▸ Description of the task
In your reply, write out the records exactly, each line intact.

▸ Stored dataset items
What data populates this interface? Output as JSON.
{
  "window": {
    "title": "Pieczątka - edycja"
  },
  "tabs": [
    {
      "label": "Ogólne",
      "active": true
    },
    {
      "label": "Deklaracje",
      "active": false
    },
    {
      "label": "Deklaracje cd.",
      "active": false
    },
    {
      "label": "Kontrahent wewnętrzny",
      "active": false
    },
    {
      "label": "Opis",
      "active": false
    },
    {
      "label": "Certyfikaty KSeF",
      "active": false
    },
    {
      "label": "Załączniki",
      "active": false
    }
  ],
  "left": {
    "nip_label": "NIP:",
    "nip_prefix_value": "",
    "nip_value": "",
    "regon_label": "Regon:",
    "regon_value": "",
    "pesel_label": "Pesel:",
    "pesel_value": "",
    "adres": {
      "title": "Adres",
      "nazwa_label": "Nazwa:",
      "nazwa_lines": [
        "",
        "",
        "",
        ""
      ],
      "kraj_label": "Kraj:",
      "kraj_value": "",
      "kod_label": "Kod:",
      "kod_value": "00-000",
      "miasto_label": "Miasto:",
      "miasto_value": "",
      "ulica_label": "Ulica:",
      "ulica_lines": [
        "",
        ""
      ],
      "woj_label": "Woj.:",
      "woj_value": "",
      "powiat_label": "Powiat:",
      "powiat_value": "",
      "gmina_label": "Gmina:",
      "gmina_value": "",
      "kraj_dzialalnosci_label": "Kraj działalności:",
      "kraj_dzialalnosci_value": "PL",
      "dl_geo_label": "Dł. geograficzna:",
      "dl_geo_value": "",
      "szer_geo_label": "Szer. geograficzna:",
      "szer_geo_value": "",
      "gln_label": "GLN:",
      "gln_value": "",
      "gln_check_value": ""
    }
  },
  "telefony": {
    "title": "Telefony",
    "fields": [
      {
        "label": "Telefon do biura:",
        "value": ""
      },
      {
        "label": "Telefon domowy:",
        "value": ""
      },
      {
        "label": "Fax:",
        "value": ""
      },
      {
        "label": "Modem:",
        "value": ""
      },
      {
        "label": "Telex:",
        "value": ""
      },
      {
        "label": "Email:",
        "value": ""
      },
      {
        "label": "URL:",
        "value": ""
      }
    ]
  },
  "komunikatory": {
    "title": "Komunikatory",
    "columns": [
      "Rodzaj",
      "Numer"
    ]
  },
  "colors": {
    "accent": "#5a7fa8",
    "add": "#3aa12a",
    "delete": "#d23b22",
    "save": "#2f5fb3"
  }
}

▸ Written answer
What data populates this interface? Output as JSON.
{
  "window": {
    "title": "Pieczątka - edycja"
  },
  "tabs": [
    {
      "label": "Ogólne",
      "active": true
    },
    {
      "label": "Deklaracje",
      "active": false
    },
    {
      "label": "Deklaracje cd.",
      "active": false
    },
    {
      "label": "Kontrahent wewnętrzny",
      "active": false
    },
    {
      "label": "Opis",
      "active": false
    },
    {
      "label": "Certyfikaty KSeF",
      "active": false
    },
    {
      "label": "Załączniki",
      "active": false
    }
  ],
  "left": {
    "nip_label": "NIP:",
    "nip_prefix_value": "",
    "nip_value": "",
    "regon_label": "Regon:",
    "regon_value": "",
    "pesel_label": "Pesel:",
    "pesel_value": "",
    "adres": {
      "title": "Adres",
      "nazwa_label": "Nazwa:",
      "nazwa_lines": [
        "",
        "",
        "",
        ""
      ],
      "kraj_label": "Kraj:",
      "kraj_value": "",
      "kod_label": "Kod:",
      "kod_value": "00-000",
      "miasto_label": "Miasto:",
      "miasto_value": "",
      "ulica_label": "Ulica:",
      "ulica_lines": [
        "",
        ""
      ],
      "woj_label": "Woj.:",
      "woj_value": "",
      "powiat_label": "Powiat:",
      "powiat_value": "",
      "gmina_label": "Gmina:",
      "gmina_value": "",
      "kraj_dzialalnosci_label": "Kraj działalności:",
      "kraj_dzialalnosci_value": "PL",
      "dl_geo_label": "Dł. geograficzna:",
      "dl_geo_value": "",
      "szer_geo_label": "Szer. geograficzna:",
      "szer_geo_value": "",
      "gln_label": "GLN:",
      "gln_value": "",
      "gln_check_value": ""
    }
  },
  "telefony": {
    "title": "Telefony",
    "fields": [
      {
        "label": "Telefon do biura:",
        "value": ""
      },
      {
        "label": "Telefon domowy:",
        "value": ""
      },
      {
        "label": "Fax:",
        "value": ""
      },
      {
        "label": "Modem:",
        "value": ""
      },
      {
        "label": "Telex:",
        "value": ""
      },
      {
        "label": "Email:",
        "value": ""
      },
      {
        "label": "URL:",
        "value": ""
      }
    ]
  },
  "komunikatory": {
    "title": "Komunikatory",
    "columns": [
      "Rodzaj",
      "Numer"
    ]
  },
  "colors": {
    "accent": "#5a7fa8",
    "add": "#3aa12a",
    "delete": "#d23b22",
    "save": "#2f5fb3"
  }
}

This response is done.